By STACY MILLBERG - firstname.lastname@example.org
KINGSVILLE TOWNSHIP —
New legislation concerning brownfields could provide tools for communities seeking to redevelop the sites.
Brownfields are abandoned, polluted parcels of industrial or commercial land that are available for re-use.
The legislation, coined the Brownfields Utilization, Investment and Local Development (BUILD) Act, would modernize and improve key elements of the U.S. Environmental Protection Agency (EPA) Brownfields Program by providing additional tools and resources to communities working to redevelop brownfields.

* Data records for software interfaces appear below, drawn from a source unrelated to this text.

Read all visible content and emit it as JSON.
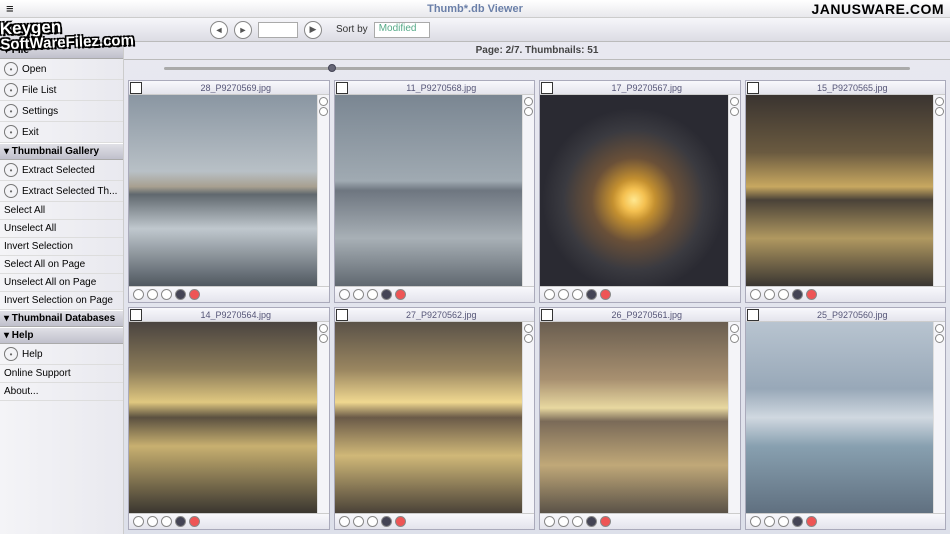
{
  "header": {
    "title": "Thumb*.db Viewer",
    "brand": "JANUSWARE.COM"
  },
  "watermark": {
    "line1": "Keygen",
    "line2": "SoftWareFilez.com"
  },
  "toolbar": {
    "sort_label": "Sort by",
    "sort_value": "Modified"
  },
  "page_info": "Page: 2/7. Thumbnails: 51",
  "sidebar": {
    "sections": [
      {
        "header": "File",
        "items": [
          {
            "label": "Open"
          },
          {
            "label": "File List"
          },
          {
            "label": "Settings"
          },
          {
            "label": "Exit"
          }
        ]
      },
      {
        "header": "Thumbnail Gallery",
        "items": [
          {
            "label": "Extract Selected"
          },
          {
            "label": "Extract Selected Th..."
          },
          {
            "label": "Select All"
          },
          {
            "label": "Unselect All"
          },
          {
            "label": "Invert Selection"
          },
          {
            "label": "Select All on Page"
          },
          {
            "label": "Unselect All on Page"
          },
          {
            "label": "Invert Selection on Page"
          }
        ]
      },
      {
        "header": "Thumbnail Databases",
        "items": []
      },
      {
        "header": "Help",
        "items": [
          {
            "label": "Help"
          },
          {
            "label": "Online Support"
          },
          {
            "label": "About..."
          }
        ]
      }
    ]
  },
  "thumbnails": [
    {
      "filename": "28_P9270569.jpg",
      "sky": "sky1"
    },
    {
      "filename": "11_P9270568.jpg",
      "sky": "sky2"
    },
    {
      "filename": "17_P9270567.jpg",
      "sky": "sky3"
    },
    {
      "filename": "15_P9270565.jpg",
      "sky": "sky4"
    },
    {
      "filename": "14_P9270564.jpg",
      "sky": "sky5"
    },
    {
      "filename": "27_P9270562.jpg",
      "sky": "sky6"
    },
    {
      "filename": "26_P9270561.jpg",
      "sky": "sky7"
    },
    {
      "filename": "25_P9270560.jpg",
      "sky": "sky8"
    }
  ]
}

U.S. Sen. Sherrod Brown, D-Ohio, said the issue has been a long-time problem in the state.
“Brownfields don’t belong in neighborhoods where children walk to school,” he said.
Brown said there are brownfields all across the state, in big cities and small towns. In Ashtabula County there are three registered brownfields. Advance Technology Corporation and Tackle Hill LLC, 193 Cedar St., in Geneva; the former New York Central Railroad, 2701 North Bend Road, in Saybrook Township; and Plant C, 2715 Lake Road East, in Ashtabula, are classified as brownfields, according to a list compiled by Brown’s office.
There are more than 250 registered sites in the state.
Brownfields are contrasted with greenfields, which are undeveloped land that could be used for development. Brownfield redevelopment has potential hurdles that greenfields don’t face as they could have a hazardous substance, pollutant or contaminant present which complicates the expansion, redevelopment or re-use of the property.
The BUILD Act would increase clean-up grants and double-funding, Brown said. It would allow more nonprofit organizations to apply for site investment grants and offer technical assistance for low income communities and rural communities, as well as waterfront sites and renewable energy facilities.
The legislation also would allow the EPA to award multipurpose grants that include multiple elements of a project, including site inventory, characterization, planning or remediation for one or more brownfield sites.
Brown said the BUILD Act would maintain funding through 2016.
“We would like to do more at some point, but if we can do this much it will be a great victory,” he said.
The legislation will increase remediation grants from $200,000 to $500,000 per site. It will then be up to the discretion of the EPA director to raise it beyond that, he said.
Brown said the BUILD Act will speed redevelopment by streamlining and increasing certainty on the clean-up process; however, it is unknown exactly how it will expedite the rehabilitation and reutilization of the brownfield sites.
“The backlog is so great,” he said.
Since 1992, the EPA has awarded nearly 140 grants to Ohio communities for site assessments, clean-up, revolving loans and job training.